##### Supplied records
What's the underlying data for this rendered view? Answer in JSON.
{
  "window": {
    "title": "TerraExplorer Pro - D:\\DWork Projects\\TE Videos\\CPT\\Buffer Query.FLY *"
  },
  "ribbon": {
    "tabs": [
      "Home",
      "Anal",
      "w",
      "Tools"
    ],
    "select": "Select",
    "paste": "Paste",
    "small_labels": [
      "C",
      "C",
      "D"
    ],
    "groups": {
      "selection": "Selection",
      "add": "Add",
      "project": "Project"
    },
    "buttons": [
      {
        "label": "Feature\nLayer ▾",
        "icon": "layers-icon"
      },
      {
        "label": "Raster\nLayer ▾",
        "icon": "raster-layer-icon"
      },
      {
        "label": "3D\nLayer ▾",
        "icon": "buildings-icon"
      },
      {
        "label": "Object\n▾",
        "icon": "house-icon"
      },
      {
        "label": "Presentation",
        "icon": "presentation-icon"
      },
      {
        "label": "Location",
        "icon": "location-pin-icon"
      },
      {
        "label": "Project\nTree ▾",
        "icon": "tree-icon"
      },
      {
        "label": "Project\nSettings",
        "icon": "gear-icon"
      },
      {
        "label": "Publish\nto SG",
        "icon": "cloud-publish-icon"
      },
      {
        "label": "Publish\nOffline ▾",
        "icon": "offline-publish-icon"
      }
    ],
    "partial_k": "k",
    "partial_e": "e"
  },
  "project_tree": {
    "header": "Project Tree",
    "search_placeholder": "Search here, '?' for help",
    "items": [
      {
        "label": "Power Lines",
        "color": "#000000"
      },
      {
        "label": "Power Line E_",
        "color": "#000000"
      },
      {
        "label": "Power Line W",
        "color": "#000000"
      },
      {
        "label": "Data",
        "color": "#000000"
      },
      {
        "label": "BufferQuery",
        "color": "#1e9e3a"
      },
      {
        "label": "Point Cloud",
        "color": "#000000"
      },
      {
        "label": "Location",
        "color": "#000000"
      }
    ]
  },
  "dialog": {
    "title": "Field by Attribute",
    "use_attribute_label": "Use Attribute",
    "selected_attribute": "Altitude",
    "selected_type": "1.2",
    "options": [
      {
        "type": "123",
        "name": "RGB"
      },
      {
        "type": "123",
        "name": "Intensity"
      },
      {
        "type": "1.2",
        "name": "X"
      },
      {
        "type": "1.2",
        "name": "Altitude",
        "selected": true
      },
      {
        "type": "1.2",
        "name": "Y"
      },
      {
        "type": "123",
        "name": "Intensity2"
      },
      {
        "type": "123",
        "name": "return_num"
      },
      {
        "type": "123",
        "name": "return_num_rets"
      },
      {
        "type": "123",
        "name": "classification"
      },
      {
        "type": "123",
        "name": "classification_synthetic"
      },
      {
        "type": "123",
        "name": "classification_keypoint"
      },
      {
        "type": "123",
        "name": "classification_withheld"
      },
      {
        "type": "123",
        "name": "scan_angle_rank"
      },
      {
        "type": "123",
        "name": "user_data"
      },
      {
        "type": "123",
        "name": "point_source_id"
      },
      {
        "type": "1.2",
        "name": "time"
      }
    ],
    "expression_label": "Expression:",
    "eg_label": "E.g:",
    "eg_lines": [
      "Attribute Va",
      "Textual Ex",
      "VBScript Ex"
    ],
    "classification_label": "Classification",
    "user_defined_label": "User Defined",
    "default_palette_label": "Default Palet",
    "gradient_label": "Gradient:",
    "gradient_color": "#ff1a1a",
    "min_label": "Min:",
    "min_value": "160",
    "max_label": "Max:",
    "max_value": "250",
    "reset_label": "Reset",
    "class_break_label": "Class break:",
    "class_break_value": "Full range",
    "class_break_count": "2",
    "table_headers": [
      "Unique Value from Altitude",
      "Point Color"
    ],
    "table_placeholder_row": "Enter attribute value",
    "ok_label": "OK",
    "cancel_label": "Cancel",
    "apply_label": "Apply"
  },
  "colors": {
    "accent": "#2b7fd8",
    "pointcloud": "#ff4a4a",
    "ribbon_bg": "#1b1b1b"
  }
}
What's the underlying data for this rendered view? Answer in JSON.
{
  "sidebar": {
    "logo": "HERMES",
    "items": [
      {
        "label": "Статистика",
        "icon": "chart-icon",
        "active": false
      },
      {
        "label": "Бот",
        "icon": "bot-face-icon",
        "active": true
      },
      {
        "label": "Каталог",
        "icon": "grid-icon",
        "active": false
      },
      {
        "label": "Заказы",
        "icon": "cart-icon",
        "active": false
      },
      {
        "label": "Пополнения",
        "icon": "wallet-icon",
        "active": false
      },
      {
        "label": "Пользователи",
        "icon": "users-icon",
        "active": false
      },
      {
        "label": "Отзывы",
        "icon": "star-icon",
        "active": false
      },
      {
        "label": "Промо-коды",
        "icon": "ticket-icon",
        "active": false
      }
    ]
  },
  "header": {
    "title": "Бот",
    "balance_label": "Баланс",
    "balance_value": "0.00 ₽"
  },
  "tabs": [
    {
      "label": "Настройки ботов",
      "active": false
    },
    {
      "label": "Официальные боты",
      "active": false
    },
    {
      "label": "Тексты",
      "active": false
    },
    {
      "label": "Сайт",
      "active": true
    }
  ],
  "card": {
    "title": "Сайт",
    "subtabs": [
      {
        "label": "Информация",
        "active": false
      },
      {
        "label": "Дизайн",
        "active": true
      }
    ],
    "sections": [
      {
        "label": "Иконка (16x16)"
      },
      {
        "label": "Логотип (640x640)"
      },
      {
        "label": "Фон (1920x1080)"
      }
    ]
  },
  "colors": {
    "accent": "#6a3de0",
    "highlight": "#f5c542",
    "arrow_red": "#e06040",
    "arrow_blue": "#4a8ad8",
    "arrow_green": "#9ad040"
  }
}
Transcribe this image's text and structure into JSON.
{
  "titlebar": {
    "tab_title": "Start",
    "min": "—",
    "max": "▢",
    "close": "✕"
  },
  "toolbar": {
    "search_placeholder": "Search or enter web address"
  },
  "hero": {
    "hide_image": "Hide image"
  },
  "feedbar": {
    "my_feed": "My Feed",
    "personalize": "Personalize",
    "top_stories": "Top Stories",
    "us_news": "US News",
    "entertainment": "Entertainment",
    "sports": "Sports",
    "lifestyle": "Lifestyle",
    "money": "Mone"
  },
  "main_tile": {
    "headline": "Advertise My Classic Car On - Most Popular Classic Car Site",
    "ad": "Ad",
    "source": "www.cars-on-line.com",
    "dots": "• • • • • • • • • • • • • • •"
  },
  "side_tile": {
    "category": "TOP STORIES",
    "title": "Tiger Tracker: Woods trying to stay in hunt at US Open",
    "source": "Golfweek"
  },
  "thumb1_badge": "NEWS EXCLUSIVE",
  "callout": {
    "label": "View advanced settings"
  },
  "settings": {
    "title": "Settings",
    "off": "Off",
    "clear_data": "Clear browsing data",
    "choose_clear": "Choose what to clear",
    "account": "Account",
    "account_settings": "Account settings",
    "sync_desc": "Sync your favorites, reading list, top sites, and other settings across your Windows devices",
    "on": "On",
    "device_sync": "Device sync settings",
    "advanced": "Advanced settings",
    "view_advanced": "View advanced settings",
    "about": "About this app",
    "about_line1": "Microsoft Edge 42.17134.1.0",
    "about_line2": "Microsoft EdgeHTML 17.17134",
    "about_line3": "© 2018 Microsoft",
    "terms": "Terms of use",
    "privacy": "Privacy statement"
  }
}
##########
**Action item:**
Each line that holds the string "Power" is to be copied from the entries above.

**Answer:**
        "label": "Power Lines",
        "label": "Power Line E_",
        "label": "Power Line W",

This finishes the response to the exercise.